Thursday, August 31, 2017

Joining Yarn

There are many times as we knit a manufactures knot is buried deep in a cone of yarn and only discovered as you are knitting along (usually in the middle of a row).  If I am knitting stockinette stitch I can easily rip back stitches to the end of a row, and start the yarn after the knot.

If knitting a stitch pattern or in the middle of some short row shaping it can be a bit messy to get back to the beginning of a row and maintain the integrity of the pattern or short rows.  This is when I turn to the "Russian Join" method.

This is a strong join and when knit is usually never visible without tails to weave in, it slips right through the machine smoothly.  Simply cut out the knot and create the join as shown in the video below.  This is also very helpful with yarn broken during repurposing or winding mishaps.

Take a look, you will like this as much as I do!

Sunday, August 20, 2017

Great Whitening Info


Yes I am still here and still knitting.  Have been so very busy in all aspects of normal life.  Hoping you are all doing well too.  I have been teaching locally here in Las Vegas and just received another request from a new machine knitter for some starter classes.  It's great to meet enthusiastic and eager knitters and see them get on their way.  Last year I was invited to teach at several seminars, it was unfortunate I could not make it, hoping the organizers didn't get annoyed with my having to cancel.  It's so hard to commit so far in advance especially when things pop up work wise which prevented me from being away.

I do get quite a bit of questions and comments sent via the blog to my email.  When a reader asks  questions via a reply to a post it is very difficult for the blogger to answer and when we do the answers are buried in the comments under the blog entry.

Better to email me direct, just click on the button on the right side of the blog.

I have recently been asked (many times) about how I whiten the yellow plastic and received this information from Mandy in New Zealand today:
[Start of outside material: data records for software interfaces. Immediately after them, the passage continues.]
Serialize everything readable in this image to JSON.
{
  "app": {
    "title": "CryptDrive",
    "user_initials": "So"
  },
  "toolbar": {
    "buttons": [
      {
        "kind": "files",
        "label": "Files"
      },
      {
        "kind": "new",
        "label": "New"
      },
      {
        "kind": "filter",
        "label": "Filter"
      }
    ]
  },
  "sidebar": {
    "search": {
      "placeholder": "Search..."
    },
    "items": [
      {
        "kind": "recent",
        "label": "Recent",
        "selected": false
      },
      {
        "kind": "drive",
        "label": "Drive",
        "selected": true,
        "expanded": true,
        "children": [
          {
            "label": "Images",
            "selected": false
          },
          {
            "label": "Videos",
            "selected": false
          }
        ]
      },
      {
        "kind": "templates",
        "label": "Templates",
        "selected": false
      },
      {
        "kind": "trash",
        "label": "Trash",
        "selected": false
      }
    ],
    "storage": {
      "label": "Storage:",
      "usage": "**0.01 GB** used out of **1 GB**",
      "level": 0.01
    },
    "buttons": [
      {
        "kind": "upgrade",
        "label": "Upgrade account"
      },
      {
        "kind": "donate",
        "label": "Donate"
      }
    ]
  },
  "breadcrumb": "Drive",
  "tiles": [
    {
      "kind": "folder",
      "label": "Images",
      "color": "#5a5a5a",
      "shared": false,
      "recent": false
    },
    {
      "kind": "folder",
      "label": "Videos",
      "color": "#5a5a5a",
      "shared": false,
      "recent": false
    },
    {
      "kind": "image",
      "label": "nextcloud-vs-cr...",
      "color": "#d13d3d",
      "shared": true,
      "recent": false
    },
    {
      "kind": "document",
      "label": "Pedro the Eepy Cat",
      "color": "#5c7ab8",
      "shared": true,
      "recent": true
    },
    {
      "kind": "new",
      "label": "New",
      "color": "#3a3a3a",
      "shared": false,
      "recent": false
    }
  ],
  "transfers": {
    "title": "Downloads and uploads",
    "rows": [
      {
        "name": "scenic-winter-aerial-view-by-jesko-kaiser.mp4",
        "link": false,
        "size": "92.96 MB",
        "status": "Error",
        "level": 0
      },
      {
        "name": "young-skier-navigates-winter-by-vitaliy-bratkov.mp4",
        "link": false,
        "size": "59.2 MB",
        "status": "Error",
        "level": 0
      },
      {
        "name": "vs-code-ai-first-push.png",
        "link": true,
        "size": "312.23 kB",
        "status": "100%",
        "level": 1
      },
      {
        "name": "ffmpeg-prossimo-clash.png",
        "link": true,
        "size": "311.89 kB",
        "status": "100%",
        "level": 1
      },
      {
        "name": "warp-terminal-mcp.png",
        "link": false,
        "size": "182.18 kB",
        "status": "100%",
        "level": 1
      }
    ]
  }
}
This process is a chemical reaction rather than just a bleach, and thus the UV rays are an important part of the process. It is so that the Bromine that leeches out of the plastic and settles on the outer layers, yellowing the plastic is catalysed to the H202. I did this with a Singer 323's carriage that was so damaged by sun exposure that the whole machine was yellowed to brown! You could even see a brown liquid come off the plastic after the process was done. I found the 40Vol (12% H2O2) at my local pharmacy. I also used a UV lamp at night (as it has been winter here in New Zealand) in conjunction with the sunlight to speed the process up a bit. 

Mandy is correct the UV light is important in removing yellow from the plastic.  I have also tried only using 40 vol creme peroxide (found in a beauty supply) and have had excellent results.  It works a bit slower than the more involved formula I have posted.  You simply coat the plastic (liberally) with the creme peroxide then wrap it in plastic (clear) so it does not dry and place in the sun.
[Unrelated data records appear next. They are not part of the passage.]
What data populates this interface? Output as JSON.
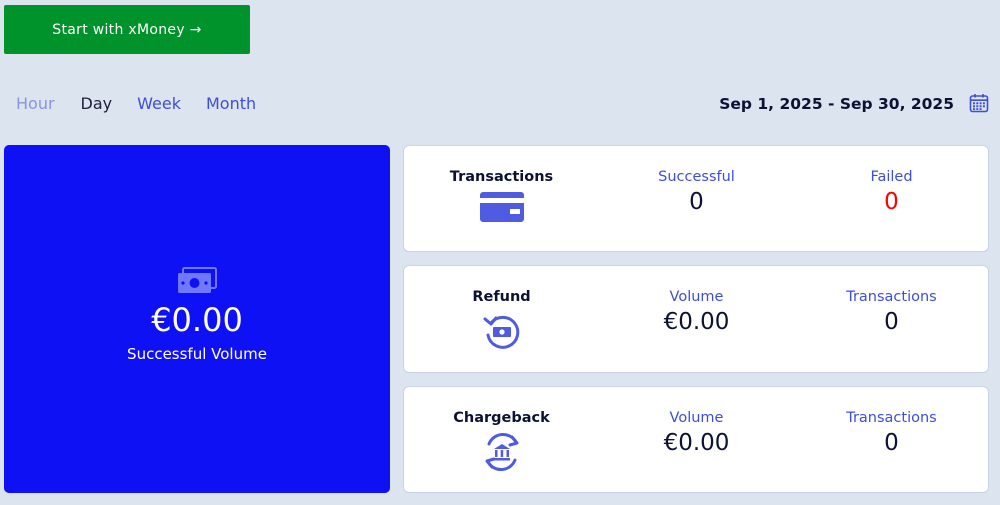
{
  "cta": {
    "label": "Start with xMoney →"
  },
  "period_tabs": [
    {
      "label": "Hour"
    },
    {
      "label": "Day"
    },
    {
      "label": "Week"
    },
    {
      "label": "Month"
    }
  ],
  "date_range": "Sep 1, 2025 - Sep 30, 2025",
  "volume": {
    "amount": "€0.00",
    "label": "Successful Volume"
  },
  "transactions": {
    "title": "Transactions",
    "successful_label": "Successful",
    "successful_value": "0",
    "failed_label": "Failed",
    "failed_value": "0"
  },
  "refund": {
    "title": "Refund",
    "volume_label": "Volume",
    "volume_value": "€0.00",
    "transactions_label": "Transactions",
    "transactions_value": "0"
  },
  "chargeback": {
    "title": "Chargeback",
    "volume_label": "Volume",
    "volume_value": "€0.00",
    "transactions_label": "Transactions",
    "transactions_value": "0"
  },
  "colors": {
    "accent": "#3d4fd6",
    "cta_green": "#00922b",
    "volume_blue": "#0f11f5",
    "failed_red": "#ff0000",
    "background": "#dbe4ef"
  },
  "icons": {
    "calendar": "calendar-icon",
    "volume": "cash-icon",
    "transactions": "credit-card-icon",
    "refund": "refund-icon",
    "chargeback": "bank-cycle-icon"
  }
}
A note off topic, I just completed a gift of 2 pairs of black socks using a solid black wool sock yarn.  I was quickly reminded why I do not favor knitting with any black yarn.  I need a spot light or bright daylight when working with black.
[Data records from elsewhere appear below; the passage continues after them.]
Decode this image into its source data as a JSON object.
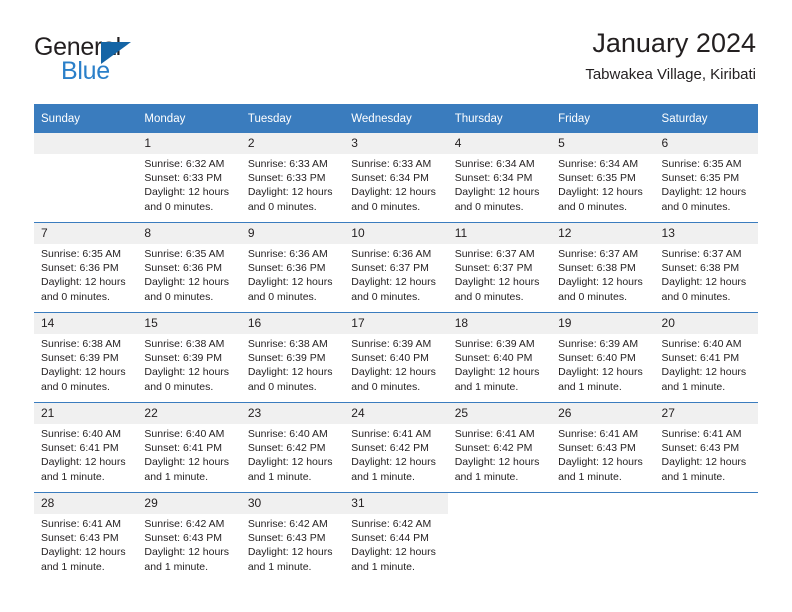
{
  "brand": {
    "name_top": "General",
    "name_bottom": "Blue",
    "flag_icon": "triangle-flag-icon",
    "accent_color": "#2a7fc9",
    "flag_color": "#1464a5"
  },
  "header": {
    "title": "January 2024",
    "subtitle": "Tabwakea Village, Kiribati",
    "header_bg_color": "#3a7cbe",
    "daynum_bg_color": "#f0f0f0"
  },
  "weekday_headers": [
    "Sunday",
    "Monday",
    "Tuesday",
    "Wednesday",
    "Thursday",
    "Friday",
    "Saturday"
  ],
  "weeks": [
    [
      {
        "day": "",
        "empty": true,
        "lines": []
      },
      {
        "day": "1",
        "lines": [
          "Sunrise: 6:32 AM",
          "Sunset: 6:33 PM",
          "Daylight: 12 hours",
          "and 0 minutes."
        ]
      },
      {
        "day": "2",
        "lines": [
          "Sunrise: 6:33 AM",
          "Sunset: 6:33 PM",
          "Daylight: 12 hours",
          "and 0 minutes."
        ]
      },
      {
        "day": "3",
        "lines": [
          "Sunrise: 6:33 AM",
          "Sunset: 6:34 PM",
          "Daylight: 12 hours",
          "and 0 minutes."
        ]
      },
      {
        "day": "4",
        "lines": [
          "Sunrise: 6:34 AM",
          "Sunset: 6:34 PM",
          "Daylight: 12 hours",
          "and 0 minutes."
        ]
      },
      {
        "day": "5",
        "lines": [
          "Sunrise: 6:34 AM",
          "Sunset: 6:35 PM",
          "Daylight: 12 hours",
          "and 0 minutes."
        ]
      },
      {
        "day": "6",
        "lines": [
          "Sunrise: 6:35 AM",
          "Sunset: 6:35 PM",
          "Daylight: 12 hours",
          "and 0 minutes."
        ]
      }
    ],
    [
      {
        "day": "7",
        "lines": [
          "Sunrise: 6:35 AM",
          "Sunset: 6:36 PM",
          "Daylight: 12 hours",
          "and 0 minutes."
        ]
      },
      {
        "day": "8",
        "lines": [
          "Sunrise: 6:35 AM",
          "Sunset: 6:36 PM",
          "Daylight: 12 hours",
          "and 0 minutes."
        ]
      },
      {
        "day": "9",
        "lines": [
          "Sunrise: 6:36 AM",
          "Sunset: 6:36 PM",
          "Daylight: 12 hours",
          "and 0 minutes."
        ]
      },
      {
        "day": "10",
        "lines": [
          "Sunrise: 6:36 AM",
          "Sunset: 6:37 PM",
          "Daylight: 12 hours",
          "and 0 minutes."
        ]
      },
      {
        "day": "11",
        "lines": [
          "Sunrise: 6:37 AM",
          "Sunset: 6:37 PM",
          "Daylight: 12 hours",
          "and 0 minutes."
        ]
      },
      {
        "day": "12",
        "lines": [
          "Sunrise: 6:37 AM",
          "Sunset: 6:38 PM",
          "Daylight: 12 hours",
          "and 0 minutes."
        ]
      },
      {
        "day": "13",
        "lines": [
          "Sunrise: 6:37 AM",
          "Sunset: 6:38 PM",
          "Daylight: 12 hours",
          "and 0 minutes."
        ]
      }
    ],
    [
      {
        "day": "14",
        "lines": [
          "Sunrise: 6:38 AM",
          "Sunset: 6:39 PM",
          "Daylight: 12 hours",
          "and 0 minutes."
        ]
      },
      {
        "day": "15",
        "lines": [
          "Sunrise: 6:38 AM",
          "Sunset: 6:39 PM",
          "Daylight: 12 hours",
          "and 0 minutes."
        ]
      },
      {
        "day": "16",
        "lines": [
          "Sunrise: 6:38 AM",
          "Sunset: 6:39 PM",
          "Daylight: 12 hours",
          "and 0 minutes."
        ]
      },
      {
        "day": "17",
        "lines": [
          "Sunrise: 6:39 AM",
          "Sunset: 6:40 PM",
          "Daylight: 12 hours",
          "and 0 minutes."
        ]
      },
      {
        "day": "18",
        "lines": [
          "Sunrise: 6:39 AM",
          "Sunset: 6:40 PM",
          "Daylight: 12 hours",
          "and 1 minute."
        ]
      },
      {
        "day": "19",
        "lines": [
          "Sunrise: 6:39 AM",
          "Sunset: 6:40 PM",
          "Daylight: 12 hours",
          "and 1 minute."
        ]
      },
      {
        "day": "20",
        "lines": [
          "Sunrise: 6:40 AM",
          "Sunset: 6:41 PM",
          "Daylight: 12 hours",
          "and 1 minute."
        ]
      }
    ],
    [
      {
        "day": "21",
        "lines": [
          "Sunrise: 6:40 AM",
          "Sunset: 6:41 PM",
          "Daylight: 12 hours",
          "and 1 minute."
        ]
      },
      {
        "day": "22",
        "lines": [
          "Sunrise: 6:40 AM",
          "Sunset: 6:41 PM",
          "Daylight: 12 hours",
          "and 1 minute."
        ]
      },
      {
        "day": "23",
        "lines": [
          "Sunrise: 6:40 AM",
          "Sunset: 6:42 PM",
          "Daylight: 12 hours",
          "and 1 minute."
        ]
      },
      {
        "day": "24",
        "lines": [
          "Sunrise: 6:41 AM",
          "Sunset: 6:42 PM",
          "Daylight: 12 hours",
          "and 1 minute."
        ]
      },
      {
        "day": "25",
        "lines": [
          "Sunrise: 6:41 AM",
          "Sunset: 6:42 PM",
          "Daylight: 12 hours",
          "and 1 minute."
        ]
      },
      {
        "day": "26",
        "lines": [
          "Sunrise: 6:41 AM",
          "Sunset: 6:43 PM",
          "Daylight: 12 hours",
          "and 1 minute."
        ]
      },
      {
        "day": "27",
        "lines": [
          "Sunrise: 6:41 AM",
          "Sunset: 6:43 PM",
          "Daylight: 12 hours",
          "and 1 minute."
        ]
      }
    ],
    [
      {
        "day": "28",
        "lines": [
          "Sunrise: 6:41 AM",
          "Sunset: 6:43 PM",
          "Daylight: 12 hours",
          "and 1 minute."
        ]
      },
      {
        "day": "29",
        "lines": [
          "Sunrise: 6:42 AM",
          "Sunset: 6:43 PM",
          "Daylight: 12 hours",
          "and 1 minute."
        ]
      },
      {
        "day": "30",
        "lines": [
          "Sunrise: 6:42 AM",
          "Sunset: 6:43 PM",
          "Daylight: 12 hours",
          "and 1 minute."
        ]
      },
      {
        "day": "31",
        "lines": [
          "Sunrise: 6:42 AM",
          "Sunset: 6:44 PM",
          "Daylight: 12 hours",
          "and 1 minute."
        ]
      },
      {
        "day": "",
        "blank": true,
        "lines": []
      },
      {
        "day": "",
        "blank": true,
        "lines": []
      },
      {
        "day": "",
        "blank": true,
        "lines": []
      }
    ]
  ]
}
Have you checked out the Butterfly Stitch Diana demonstrated this month?

Diana's August Video